Volunteers who spent at least four days hiking with no communications or computing technology scored higher on creativity tests upon their return than did a control group. Rose Eveleth reports...
Managing editor Sandra Upson introduces the January/February 2013 issue of Scientific American Mind
What brain scans of rap artists reveal about creativity—and what they do not
In mock elections between female candidates the deeper voice carried the vast majority of the votes. Christopher Intagliata reports
Women tend to choose work-life balance rather than the pursuit of eminence—although the choice is not entirely freely made
Brubeck's music doesn't swing the way jazz "should," but it combines novelty and familiarity in a way that stimulates the brain
Psychologists discover a new element of religious—and political—impulses

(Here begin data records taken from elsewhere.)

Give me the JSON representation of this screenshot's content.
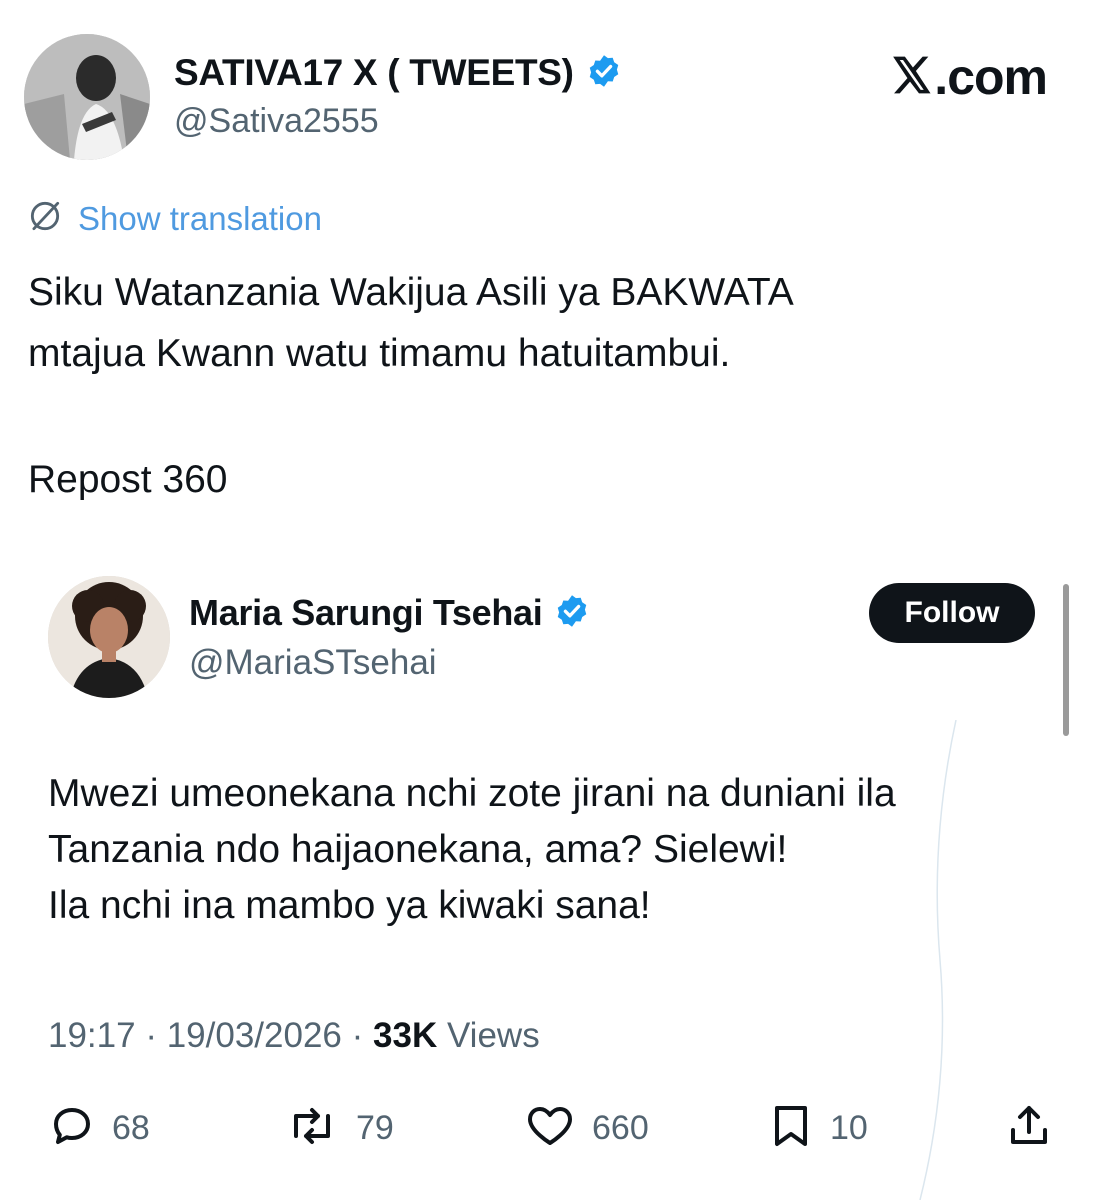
{
  "outer_post": {
    "author_name": "SATIVA17 X ( TWEETS)",
    "author_handle": "@Sativa2555",
    "verified": true,
    "avatar_icon": "user-photo-avatar",
    "source_site": ".com",
    "show_translation": "Show translation",
    "body_lines": [
      "Siku Watanzania Wakijua Asili ya BAKWATA",
      "mtajua Kwann watu timamu hatuitambui."
    ],
    "repost_text": "Repost 360"
  },
  "quoted_post": {
    "author_name": "Maria Sarungi Tsehai",
    "author_handle": "@MariaSTsehai",
    "verified": true,
    "avatar_icon": "user-photo-avatar",
    "follow_label": "Follow",
    "body_lines": [
      "Mwezi umeonekana nchi zote jirani na duniani ila",
      "Tanzania ndo haijaonekana, ama? Sielewi!",
      "Ila nchi ina mambo ya kiwaki sana!"
    ],
    "meta": {
      "time": "19:17",
      "date": "19/03/2026",
      "views_count": "33K",
      "views_label": "Views"
    },
    "actions": {
      "replies": "68",
      "reposts": "79",
      "likes": "660",
      "bookmarks": "10"
    }
  },
  "colors": {
    "text_primary": "#0f1419",
    "text_secondary": "#536471",
    "link_blue": "#4f9ae0",
    "verified_blue": "#1d9bf0",
    "button_dark": "#0f1419"
  }
}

A comparison of prehistoric and more recent art reveals that early humans had a better grasp of quadruped locomotion. Sophie Bushwick reports
Hearing action words can cause subtle motor responses--but context is key. Daisy Yuhas reports
“Genius” societies offer a social network for the top tier of test-takers
Knowledge of how the brain intuits what someone else is thinking helps Rebecca Saxe devise possible solutions to seemingly intractable political and social conflicts
Case studies suggest that some forms of consciousness may not require an intact cerebrum
Match wits with the Mensa puzzlers
Whether reading Chinese characters or French words written alphabetically, the same areas light up in our brains, an insight that could inform learning strategies for literacy
Why are narcissists more physically attractive?
New research finds a way to break an embedded habit, even a bad habit, at least for mice. Christie Nicholson reports
Neural 'hyperconnections' caused by runaway protein production can be undone.
Many soldiers' cases of post-traumatic stress disorder may in fact stem from troubled civilian life
Recent studies find our first impulses are selfless